Disagreements or conflicts with co-workers are almost inevitable in the workplace, but how can you speak up and resolve the issue without resorting to third-party interventions?

Joe Moore, managing director of ProActive ReSolutions Inc provides a couple of tips on how you can go handle these difficult scenarios better.

First, Moore says that the first step is to acknowledge that there will be differences in how you and others see things. “We all have to get on with a wide range of people at work – colleagues, customers, suppliers – you won’t like them all – we just need to work together respectfully,” he says.

If the issue is important, you should then let others know how you feel in a “direct and non-threatening” manner. You can do this by creating a basis in which you are looking for collaboration and not merely looking to lock horns with the other party.

During the discussion, talk about the impact the situation has had on you. “Look people in the eye – let the facts and your feelings talk and not your judgement of what happened,” advises Moore.

Then, ask how the situation has affected them as well. At this stage, Moore says any hurtful comments that might be raised are not intended, as we all have gaps between what we say and what we do. It would help to listen more than you talk.

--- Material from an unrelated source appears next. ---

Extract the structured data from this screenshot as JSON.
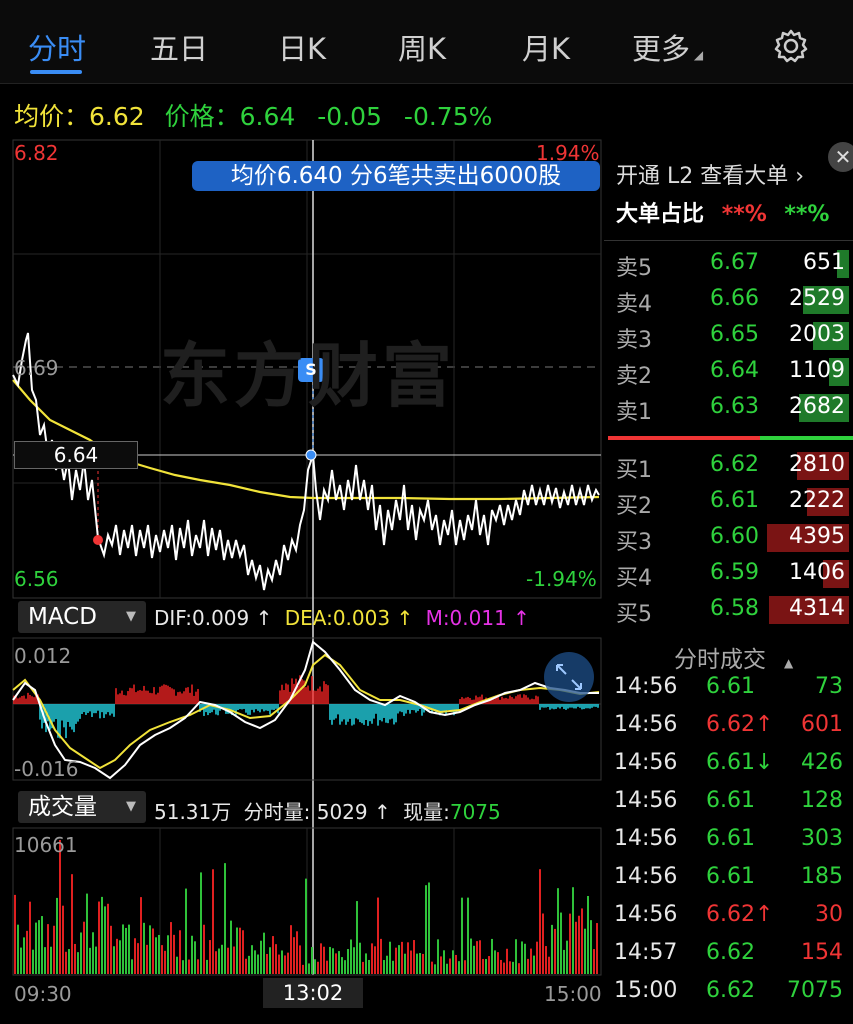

Acknowledge your contribution to the situation, because someone who does not agree with you may not be wrong.

Finally, invite the other person to work with you to make things better by asking questions such as: “What would help us to work together more collaboratively?”

Written by Human Resources

December 8, 2009 at 8:35 pm